Results: Following CCRT, 38 patients had pathologically complete response (37%), 44 microscopic (43%), and 21 macroscopic residual disease (20%). With a median follow-up of 33.7 months, the median DFS and OS were 21.9 months and 42.3 months, respectively. Among the 15 biomarkers screened by PLA, vascular endothelial growth factor-A (VEGF-A) and transforming growth factor-β1 (TGF-β1) were significantly associated with PathR and/or DFS. These biomarkers were further analyzed by ELISA to confirm initial biomarker findings by PLA. On ELISA, both pre- and post-CCRT VEGF-A levels were significantly correlated with PathR (p=0.042 and 0.019, respectively). Patients with pre-treatment VEGF-A less than 250 pg/ml were more likely to have pathologically complete response after CCRT than VEGF-A more than 250 pg/ml (20/35 vs. 18/68, p=0.002). Patients with high pre-CCRT VEGF-A/TGF-β1 levels (≥median) had significantly worse median DFS (9.7 months vs. 42.9 months, p=0.009) and worse median OS (19.2 months vs. 46.2 months, p=0.07). On multivariate analysis, PathR (p<0.05) and pre-CCRT high levels (≥median) of both VEGF-A and TGF-β1 (p<0.05) were independent factors for DFS, while only PathR (p<0.05) was for OS.
Conclusions: Pre-/post-CCRT serum VEGF-A may be used to predict PathR. Overall, ESCC patients with pre-treatment high serum VEGF-A and TGF-β1 had worse DFS.

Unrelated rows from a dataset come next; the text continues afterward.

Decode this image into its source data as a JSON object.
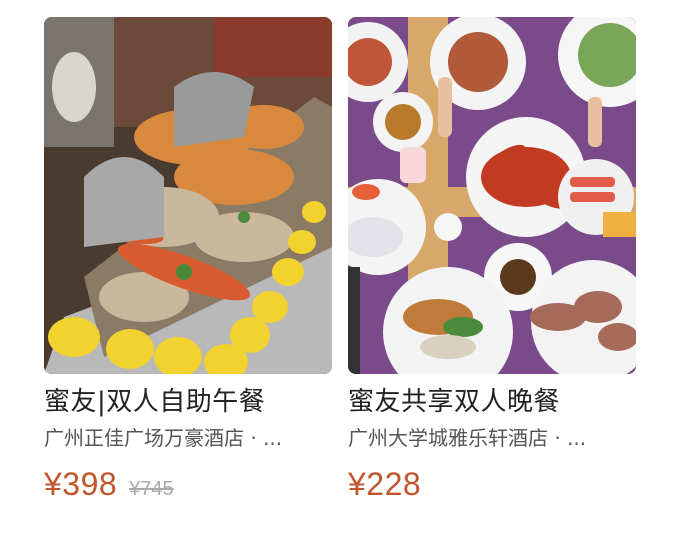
{
  "cards": [
    {
      "title": "蜜友|双人自助午餐",
      "subtitle": "广州正佳广场万豪酒店 · ...",
      "price": "¥398",
      "original_price": "¥745",
      "image": "seafood-buffet-photo"
    },
    {
      "title": "蜜友共享双人晚餐",
      "subtitle": "广州大学城雅乐轩酒店 · ...",
      "price": "¥228",
      "image": "dinner-table-photo"
    }
  ],
  "colors": {
    "price": "#c0562c",
    "title": "#222222",
    "subtitle": "#555555",
    "strike_price": "#aaaaaa"
  }
}
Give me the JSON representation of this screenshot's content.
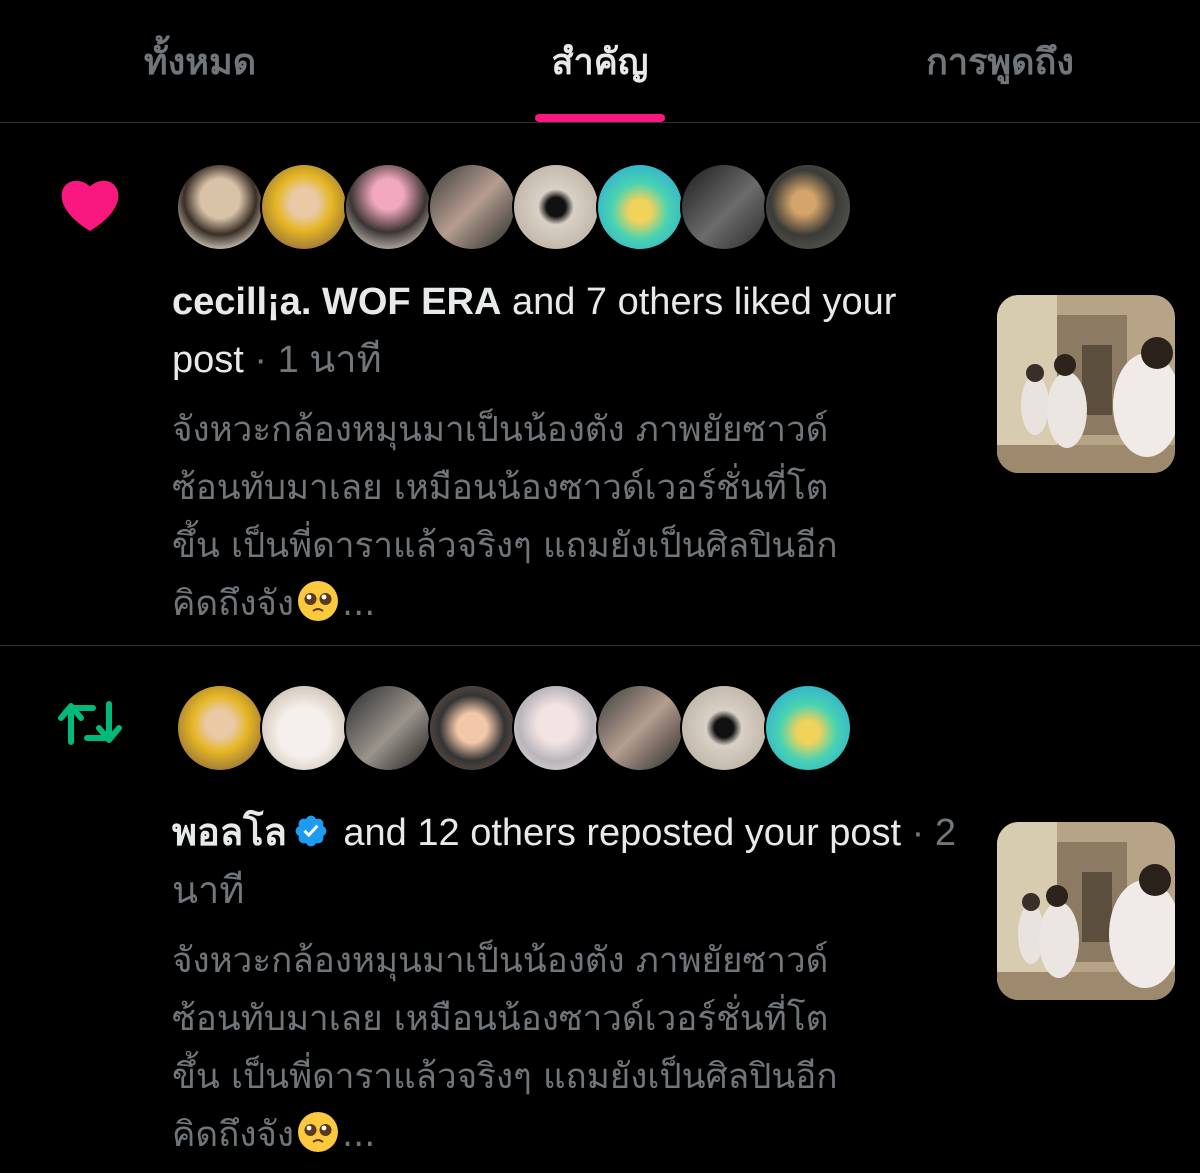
{
  "tabs": [
    {
      "label": "ทั้งหมด",
      "active": false
    },
    {
      "label": "สำคัญ",
      "active": true
    },
    {
      "label": "การพูดถึง",
      "active": false
    }
  ],
  "accent_color": "#f91880",
  "notifications": [
    {
      "type": "like",
      "type_icon": "heart-icon",
      "type_color": "#f91880",
      "actor": "cecill¡a. WOF ERA",
      "action_text": " and 7 others liked your post",
      "separator": " · ",
      "time": "1 นาที",
      "snippet": "จังหวะกล้องหมุนมาเป็นน้องตัง ภาพยัยซาวด์\nซ้อนทับมาเลย เหมือนน้องซาวด์เวอร์ชั่นที่โต\nขึ้น เป็นพี่ดาราแล้วจริงๆ แถมยังเป็นศิลปินอีก\nคิดถึงจัง",
      "ellipsis": "...",
      "emoji": "pleading-face-emoji",
      "avatars": 8
    },
    {
      "type": "repost",
      "type_icon": "repost-icon",
      "type_color": "#00ba7c",
      "actor": "พอลโล",
      "verified": true,
      "action_text": " and 12 others reposted your post",
      "separator": " · ",
      "time": "2 นาที",
      "snippet": "จังหวะกล้องหมุนมาเป็นน้องตัง ภาพยัยซาวด์\nซ้อนทับมาเลย เหมือนน้องซาวด์เวอร์ชั่นที่โต\nขึ้น เป็นพี่ดาราแล้วจริงๆ แถมยังเป็นศิลปินอีก\nคิดถึงจัง",
      "ellipsis": "...",
      "emoji": "pleading-face-emoji",
      "avatars": 8
    }
  ]
}
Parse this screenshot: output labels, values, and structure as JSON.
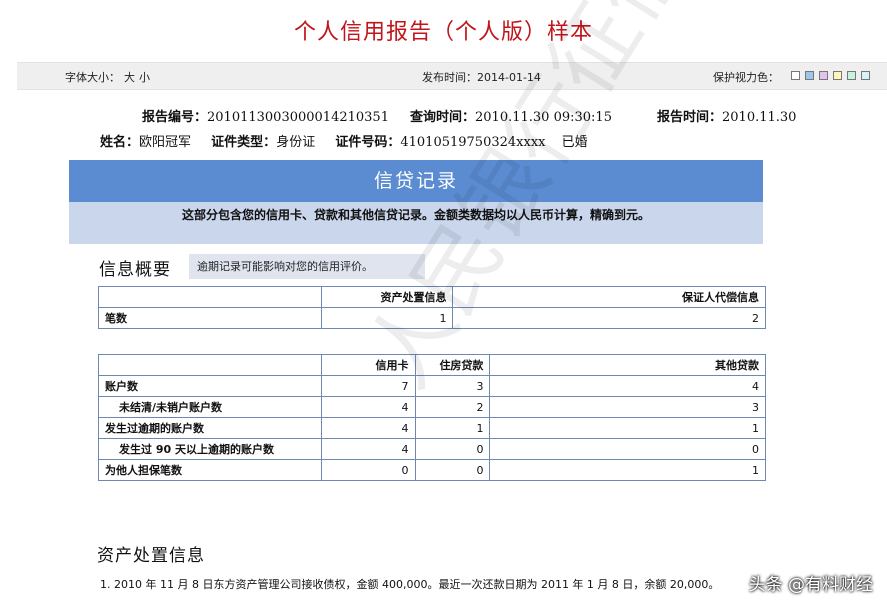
{
  "title": "个人信用报告（个人版）样本",
  "toolbar": {
    "font_size_label": "字体大小：",
    "font_large": "大",
    "font_small": "小",
    "published": "发布时间：2014-01-14",
    "eye_protect": "保护视力色："
  },
  "swatch_colors": [
    "#ffffff",
    "#9fc4f0",
    "#e3c2f2",
    "#fff7b8",
    "#c9f2dc",
    "#d6f2fb"
  ],
  "report": {
    "number_label": "报告编号：",
    "number": "2010113003000014210351",
    "query_label": "查询时间：",
    "query_time": "2010.11.30 09:30:15",
    "report_label": "报告时间：",
    "report_time": "2010.11.30",
    "name_label": "姓名：",
    "name": "欧阳冠军",
    "id_type_label": "证件类型：",
    "id_type": "身份证",
    "id_no_label": "证件号码：",
    "id_no": "41010519750324xxxx",
    "marital": "已婚"
  },
  "banner": {
    "title": "信贷记录",
    "desc": "这部分包含您的信用卡、贷款和其他信贷记录。金额类数据均以人民币计算，精确到元。"
  },
  "overview": {
    "title": "信息概要",
    "note": "逾期记录可能影响对您的信用评价。"
  },
  "table1": {
    "headers": [
      "",
      "资产处置信息",
      "保证人代偿信息"
    ],
    "row": {
      "label": "笔数",
      "values": [
        "1",
        "2"
      ]
    }
  },
  "table2": {
    "headers": [
      "",
      "信用卡",
      "住房贷款",
      "其他贷款"
    ],
    "rows": [
      {
        "label": "账户数",
        "values": [
          "7",
          "3",
          "4"
        ]
      },
      {
        "label": "未结清/未销户账户数",
        "values": [
          "4",
          "2",
          "3"
        ]
      },
      {
        "label": "发生过逾期的账户数",
        "values": [
          "4",
          "1",
          "1"
        ]
      },
      {
        "label": "发生过 90 天以上逾期的账户数",
        "values": [
          "4",
          "0",
          "0"
        ]
      },
      {
        "label": "为他人担保笔数",
        "values": [
          "0",
          "0",
          "1"
        ]
      }
    ]
  },
  "asset": {
    "title": "资产处置信息",
    "items": [
      "1.  2010 年 11 月 8 日东方资产管理公司接收债权，金额 400,000。最近一次还款日期为 2011 年 1 月 8 日，余额 20,000。"
    ]
  },
  "watermark": "人民银行征信中心",
  "credit": "头条 @有料财经"
}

Author Disclosure Block: Y. Chiang: None. J. Cheng: None. M. Graber: None. F. Hsu: None. C. Tsai: None. J. Lee: None. D. Chang: None. A. Koong: None.